So, what’s involved with starting divorce? Your first step is that you want to be prepared. You want to prepare for what you’re doing here, you want to have some sense of your goals and you don’t want to be making rash decisions. Get a sense of what you think this should look like, what your objectives are, what your goals are, what you want to see happen. Divorce means you’re going to go your separate ways, so you’re going to want to have given that some thought. If you have children, you want to have some idea of what kind of custody and parenting time arrangement you want.

Your second step is to get some preliminary advice. It’s good to talk to an attorney early on, if you’re not up for that at that point or you don’t want to hit that stage yet, do some research, read some things on the internet, that’s a good start. You want to get advice to prepare.

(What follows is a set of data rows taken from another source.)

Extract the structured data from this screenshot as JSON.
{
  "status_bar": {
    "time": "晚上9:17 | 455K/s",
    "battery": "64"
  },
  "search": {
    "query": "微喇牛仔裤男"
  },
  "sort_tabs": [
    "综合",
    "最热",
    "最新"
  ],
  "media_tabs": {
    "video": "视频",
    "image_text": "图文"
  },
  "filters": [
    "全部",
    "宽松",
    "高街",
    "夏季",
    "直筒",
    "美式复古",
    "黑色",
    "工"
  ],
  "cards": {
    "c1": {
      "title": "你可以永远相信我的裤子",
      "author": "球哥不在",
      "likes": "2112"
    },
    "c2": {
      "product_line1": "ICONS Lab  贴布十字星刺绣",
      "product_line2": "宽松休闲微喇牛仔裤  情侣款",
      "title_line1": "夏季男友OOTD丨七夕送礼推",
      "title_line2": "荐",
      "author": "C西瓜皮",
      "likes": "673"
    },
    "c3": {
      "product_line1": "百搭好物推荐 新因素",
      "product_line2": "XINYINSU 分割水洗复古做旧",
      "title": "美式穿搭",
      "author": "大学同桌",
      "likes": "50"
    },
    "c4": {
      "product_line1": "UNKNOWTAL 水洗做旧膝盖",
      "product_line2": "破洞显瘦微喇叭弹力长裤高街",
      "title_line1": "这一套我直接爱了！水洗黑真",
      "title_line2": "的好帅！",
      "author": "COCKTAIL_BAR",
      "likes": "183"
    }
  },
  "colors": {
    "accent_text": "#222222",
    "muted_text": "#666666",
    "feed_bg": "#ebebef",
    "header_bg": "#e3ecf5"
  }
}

You will then get to the point where you are ready to file for divorce.  That process involves drafting a divorce complaint, where you write up a document, there’s not really a “form.” There are forms, but they are not great.  Ideally you draft your own complaint, or have an attorney do so.  And when filing a lawsuit, there’s going to be a summons and either you prepare that document, or the county does, depending on what county you’re in. If there are children, there’s other forms that are filed, like a verified statement for example.  There are other forms depending on the county you are in.

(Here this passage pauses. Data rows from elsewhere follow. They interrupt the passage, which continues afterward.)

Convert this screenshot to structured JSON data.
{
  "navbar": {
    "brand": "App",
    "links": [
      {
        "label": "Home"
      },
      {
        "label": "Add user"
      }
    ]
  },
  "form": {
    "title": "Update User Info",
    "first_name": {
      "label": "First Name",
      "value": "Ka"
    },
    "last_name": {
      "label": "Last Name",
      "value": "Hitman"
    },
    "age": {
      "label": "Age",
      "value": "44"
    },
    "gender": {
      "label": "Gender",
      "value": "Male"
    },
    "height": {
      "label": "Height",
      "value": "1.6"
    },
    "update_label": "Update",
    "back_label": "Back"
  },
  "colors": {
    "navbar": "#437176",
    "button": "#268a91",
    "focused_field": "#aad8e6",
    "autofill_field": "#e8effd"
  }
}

There are advantages to filing first because, among other reasons, you can get court orders, ex-parte orders (“ex-parte”is latin for “without a hearing”), for custody and parenting time, child support, whatever else you might want. You will then file your divorce case in the circuit court, not the local district court. So when you file for divorce, everyone who lives in your county files a divorce in the same building, the circuit court. In some counties you file it online, but either way, you pay a filing fee of $175 if there are no minor children, or $255 if there are minor children. If you file in person, you get the documents stamped and filed, the court assigns a case number, they randomly assign it to a judge, and then you’re up and running! Now you have a divorce case filed. If it’s online you need to wait to get a response and then go forward from there.

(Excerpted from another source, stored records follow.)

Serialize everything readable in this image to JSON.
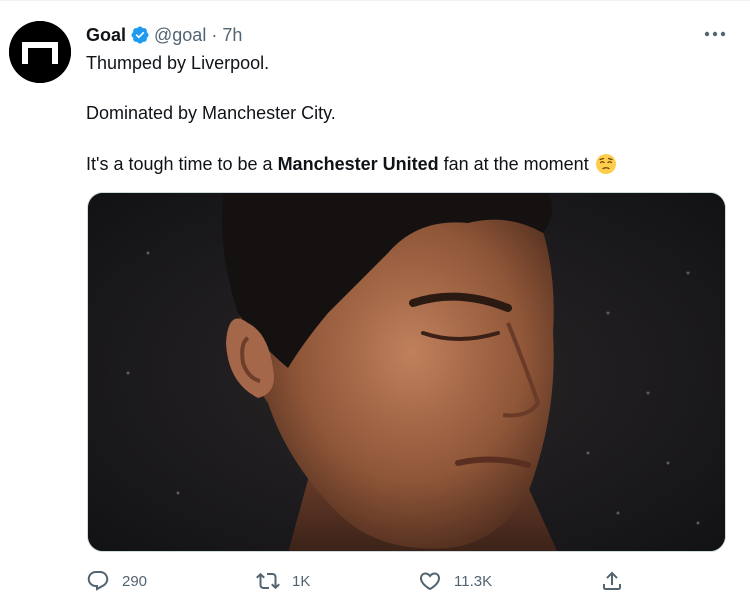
{
  "account": {
    "name": "Goal",
    "handle": "@goal",
    "separator": "·",
    "time": "7h"
  },
  "tweet": {
    "line1": "Thumped by Liverpool.",
    "line2": "Dominated by Manchester City.",
    "line3_prefix": "It's a tough time to be a ",
    "line3_bold": "Manchester United",
    "line3_suffix": " fan at the moment",
    "emoji": "pensive-face-emoji"
  },
  "media": {
    "description_icon": "photo-icon"
  },
  "actions": {
    "replies": "290",
    "retweets": "1K",
    "likes": "11.3K"
  },
  "colors": {
    "text": "#0f1419",
    "secondary": "#536471",
    "verified": "#1d9bf0",
    "border": "#cfd9de"
  }
}
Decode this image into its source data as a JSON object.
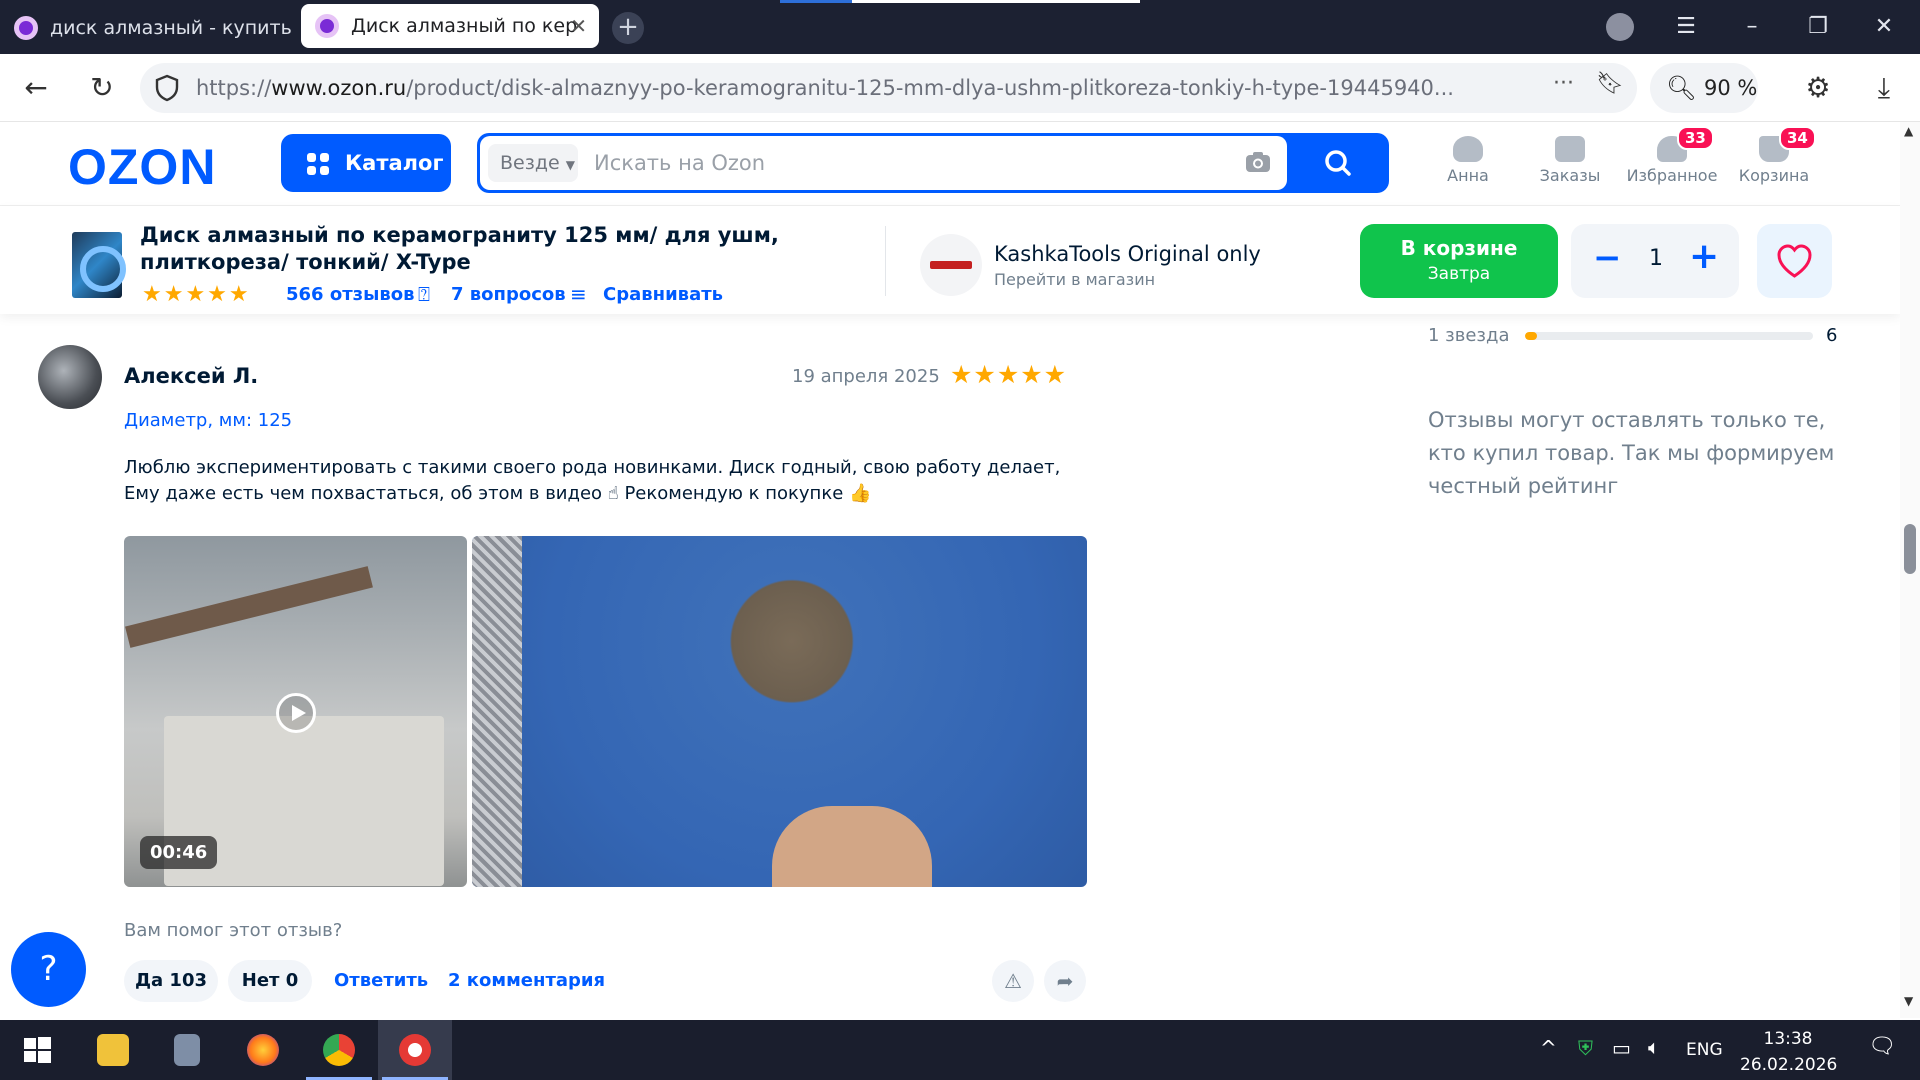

Once you’ve got everything filed and your paperwork is done, your next step is to get your wife served with papers. You have 90 days to get her served according to the court rules.  You don’t have to do it right away, the timing of that of course is up to you, and by having her served, what we’re talking about is what’s called “service of process.” Your wife is required to be given notice of your divorce case to go forward with the divorce process. There are different methods of having someone served with papers, all of which are valid.  You could have someone hand it to her, and then they can sign the back of the summons, which is called the “return of service.” So the person who served your wife with papers will sign the document that says that they verify that they’ve served her on whatever day and time. Typically a summons is a two-sided document or two-page document. Anyone over eighteen years of age is qualified to serve your wife with court papers.  The only adult who cannot do it is you, because you’re a party to the lawsuit.  Another option is to have your wife sign an acknowledgement of service. There are other methods for service as well, but these are your best choices.

Once you’ve got your wife served with papers, then there’s a waiting period, and your wife then has 21-28 days (depending on how she was served) to file an answer.  So she is then on a deadline and must file an answer, or a response to the complaint.  This Answer is then filed with the court, and a copy must be sent to you or your attorney.

Once all that’s been done, you and your wife are required to fill out a verified financial information form. You must complete this state mandated form and sign it under oath.  This is a written financial disclosure of your assets and liabilities.  The form contains details about what it is you own; house, bank accounts, savings, retirement, debts, mortgage, car loan, credit card, student loans, whatever it is. You’re required to disclose what assets you own and their approximate value You’re then required to sign it, file it (not with the court), send a copy to your wife, and then your wife is required to fill out the same form and exchange that information with you.

So that’s an overview of what this would look like at the beginning stages of a divorce case, what you could expect, what it looks like, the specific details, the mechanics. The nuts and bolts of it is hard to say, because it’s different in every county, but filing for divorce involves filing paperwork either electronically or in person and that’s how you initiate a divorce. A divorce is a lawsuit and in that sense it’s like filing any other lawsuit.